Four independent Georgian TV stations suspended broadcasts for 24 hours on Wednesday (14 July) in protest over attacks against journalists and the death of a cameraman.
Demonstrations erupted in the capital Tbilisi following the death on Sunday of Alexander Lashkarava, a 37-year-old cameraman working for independent TV station Pirveli, less than a week after he was assaulted by a violent mob protesting against a planned LGBTQ Pride parade.
His death, and the beating of dozens of other journalists by the mob, has prompted a wave of outrage in the Caucasus country and abroad, with Reporters Without Borders (RSF) saying it “marks a disastrous turning point for the freedom to inform in Georgia.”
Prominent Georgian TV personalities and managers have accused Prime Minister Irakli Garibashvili’s government of setting violent hate groups against critical media.
On Wednesday, four independent TV stations — Formula, Mtavari, Pirveli, and Kavkasia — said they were suspending broadcasting for 24 hours.
“Garibashvili must resign. All those who attacked journalists on July 5 must be prosecuted,” they said in identical statements on their Facebook pages.
Instead of regular programmes, the four national broadcasters were showing a scrolling list of more that 50 journalists who sustained injuries in last week’s attacks including concussions, chemical burns and broken arms.
“We have suspended running programmes for 24 hours. Our silence will shout loudly about the incredible challenges independent media face in Georgia,” Pirveli TV’s news editor, Nodar Meladze, told AFP.
Hundreds of journalists turned out on Tuesday for Lashkarava’s funeral, which saw his coffin carried through a corridor of colleagues with their cameras lowered on tripods.
Garibashvili expressed condolences to Lashkarava’s family and colleagues and promised a prompt investigation into the cause of his death, which he has called an “incredible tragedy.”
The United States and European Union have condemned the attacks on journalists and called for the prosecution of those responsible.
Asked Wednesday about possible sanctions against Georgian officials over the attacks, US State Department spokesman Ned Price told a press briefing: “We have a number of tools to hold accountable those responsible in some way for human rights abuses, for violence around the world. Sanctions are indeed one of those tools.”
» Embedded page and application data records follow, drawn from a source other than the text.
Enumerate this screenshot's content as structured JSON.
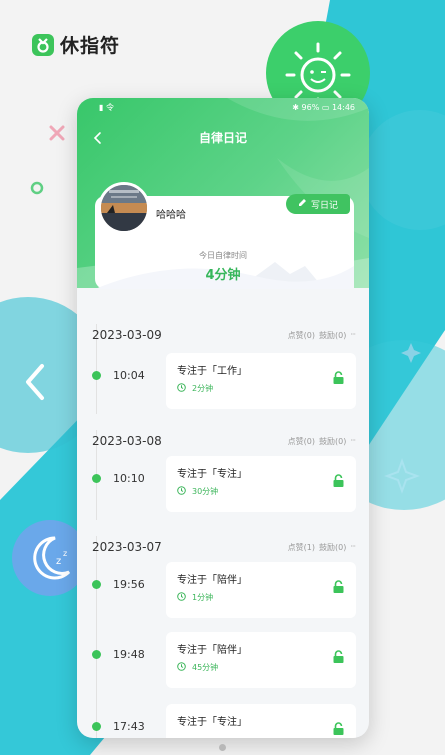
{
  "app": {
    "name": "休指符"
  },
  "phone": {
    "status": {
      "left": "▮ 令",
      "right": "✱ 96% ▭ 14:46"
    },
    "title": "自律日记",
    "profile": {
      "username": "哈哈哈",
      "write_label": "写日记"
    },
    "today": {
      "label": "今日自律时间",
      "value": "4分钟"
    },
    "groups": [
      {
        "date": "2023-03-09",
        "likes": "点赞(0)",
        "cheers": "鼓励(0)",
        "more": "···",
        "entries": [
          {
            "time": "10:04",
            "title": "专注于「工作」",
            "duration": "2分钟"
          }
        ]
      },
      {
        "date": "2023-03-08",
        "likes": "点赞(0)",
        "cheers": "鼓励(0)",
        "more": "···",
        "entries": [
          {
            "time": "10:10",
            "title": "专注于「专注」",
            "duration": "30分钟"
          }
        ]
      },
      {
        "date": "2023-03-07",
        "likes": "点赞(1)",
        "cheers": "鼓励(0)",
        "more": "···",
        "entries": [
          {
            "time": "19:56",
            "title": "专注于「陪伴」",
            "duration": "1分钟"
          },
          {
            "time": "19:48",
            "title": "专注于「陪伴」",
            "duration": "45分钟"
          },
          {
            "time": "17:43",
            "title": "专注于「专注」",
            "duration": ""
          }
        ]
      }
    ]
  },
  "colors": {
    "accent": "#3cc45a",
    "background_band": "#2ec5d8"
  },
  "icons": [
    "logo-icon",
    "sun-face-icon",
    "moon-zz-icon",
    "sparkle-icon",
    "back-icon",
    "pencil-icon",
    "clock-icon",
    "lock-icon",
    "chevron-left-icon"
  ]
}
RSF has accused authorities of “culpable passivity” and said police had failed to protect journalists.
Critics have accused the ruling Georgian Dream of tacitly supporting homophobic and nationalist groups.
These groups are seen as supporters of the ruling party and have staged protests against pro-Western opposition parties, attacking opposition leaders and activists.